Blastic plasmacytoid dendritic cell neoplasm (BPDCN, blastic NK-cell lymphoma, agranular CD4+ NK-cell leukemia, blastic NK leukemia/lymphoma, agranular CD4+ CD56+ hematodermic neoplasm) is a rare, highly aggressive tumor that is caused by white blood cells (lymphoma). Reddish-brown nodules or bruise-like lesions on the skin are usually the only sign of the disease. This kind of tumor is treated with chemotherapy and stem cell therapy. The prognosis of patients with BPDCN is poor with a median survival of 12-14 months, although recent successes in stem cell therapy give rise to hope.
In most of the cases, cutaneous lesions or reddish-brown nodules on the skin are usually the only sign of the disease.
This type of cancer is caused by white blood cells called dendritic cells.
From its discovery in 1994 until 2008, the exact cause of the disease was unknown. During this time, different white blood cell types were suggested to cause BPDCN, hence it was frequently renamed (agranular CD4+ natural killer cell leukemia, blastic natural killer leukemia/lymphoma, agranular CD4+CD56+ hematodermic neoplasm). In 2008 the World Health Organization introduced the name “blastic plasmacytoid dendritic cell neoplasm”.

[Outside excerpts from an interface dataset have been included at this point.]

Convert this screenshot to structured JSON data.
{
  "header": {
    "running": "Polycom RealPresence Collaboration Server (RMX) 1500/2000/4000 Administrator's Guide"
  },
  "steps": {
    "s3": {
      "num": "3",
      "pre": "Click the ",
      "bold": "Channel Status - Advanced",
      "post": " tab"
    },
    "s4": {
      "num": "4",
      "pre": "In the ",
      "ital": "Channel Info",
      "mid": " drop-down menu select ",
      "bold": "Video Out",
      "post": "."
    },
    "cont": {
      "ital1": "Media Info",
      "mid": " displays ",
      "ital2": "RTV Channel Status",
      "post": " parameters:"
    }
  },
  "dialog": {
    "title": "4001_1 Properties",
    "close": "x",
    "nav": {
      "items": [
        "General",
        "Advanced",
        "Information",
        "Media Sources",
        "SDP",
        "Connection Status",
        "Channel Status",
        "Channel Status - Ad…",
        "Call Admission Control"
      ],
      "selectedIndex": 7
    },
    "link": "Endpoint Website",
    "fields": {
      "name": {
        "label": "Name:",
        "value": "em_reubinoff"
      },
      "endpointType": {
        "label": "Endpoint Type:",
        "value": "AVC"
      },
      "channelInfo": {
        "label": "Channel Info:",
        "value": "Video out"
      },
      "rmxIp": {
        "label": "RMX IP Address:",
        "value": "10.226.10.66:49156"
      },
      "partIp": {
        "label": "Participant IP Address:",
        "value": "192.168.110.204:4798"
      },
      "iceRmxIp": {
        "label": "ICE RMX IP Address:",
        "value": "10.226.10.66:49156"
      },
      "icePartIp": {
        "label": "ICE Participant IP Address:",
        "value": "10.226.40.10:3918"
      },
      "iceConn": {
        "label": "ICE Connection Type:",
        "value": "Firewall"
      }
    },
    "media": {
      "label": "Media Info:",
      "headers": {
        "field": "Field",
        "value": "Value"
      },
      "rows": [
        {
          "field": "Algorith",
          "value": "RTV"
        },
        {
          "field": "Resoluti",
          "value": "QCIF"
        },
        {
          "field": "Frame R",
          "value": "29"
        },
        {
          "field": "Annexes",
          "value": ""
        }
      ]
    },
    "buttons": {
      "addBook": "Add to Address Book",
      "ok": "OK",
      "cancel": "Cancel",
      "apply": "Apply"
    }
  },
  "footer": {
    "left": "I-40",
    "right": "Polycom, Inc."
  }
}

To diagnose BPDCN, a small sample of the tumor tissue is taken from the patient (biopsy). The white blood cells in this tissue are then analyzed to determine, which proteins they express on their surface. This allows for the exact identification of white blood cells causing the disease, which are mutated dendritic cells in the case of BPDCN.
The diagnosis relies on the immunophenotypic features of the malignant cells. Flow cytometry is preferred over immunohistochemical analysis since it allows for the examination of more markers and their intensity determination. Diagnosis rests upon the demonstration of the surface proteins CD4 and CD56, together with markers more restricted to dendritic cells (BDCA-2, CD123, TCL1, CD2AP, BCL11a) and negativity for lymphoid, NK and myeloid lineage-associated antigens.
BPDCN is a rapidly evolving disease. The disease follows a short course and leukemia is the common terminal stage. The prognosis of patients with BPDCN is poor, with a median survival of 12-14 months. Acute lymphoblastic leukemia-type treatment is advised and a promising initial response may occur, but most patients subsequently relapse within a year. Long-term cancer free states (remissions) have been rarely reported in younger patients who received acute leukemia-type induction therapy and allogeneic stem cell transplantation.
Due to its rarity and only recent recognition as a distinct disease, no standardized therapeutic approach has been established for BPDCN. In different studies, a high-dose chemotherapy/radiotherapy followed by allogeneic stem cell transplantation performed after the first complete cancer-free state (remission) offered the highest curative potential. While initial response to therapy may be accomplished with a variety of therapy regimens, sustained remission in adults has only been described in those who underwent allogeneic stem cell transplantation. These promising results indicate that allogeneic transplantation should be considered as front-line therapy for the treatment of this rare malignancy.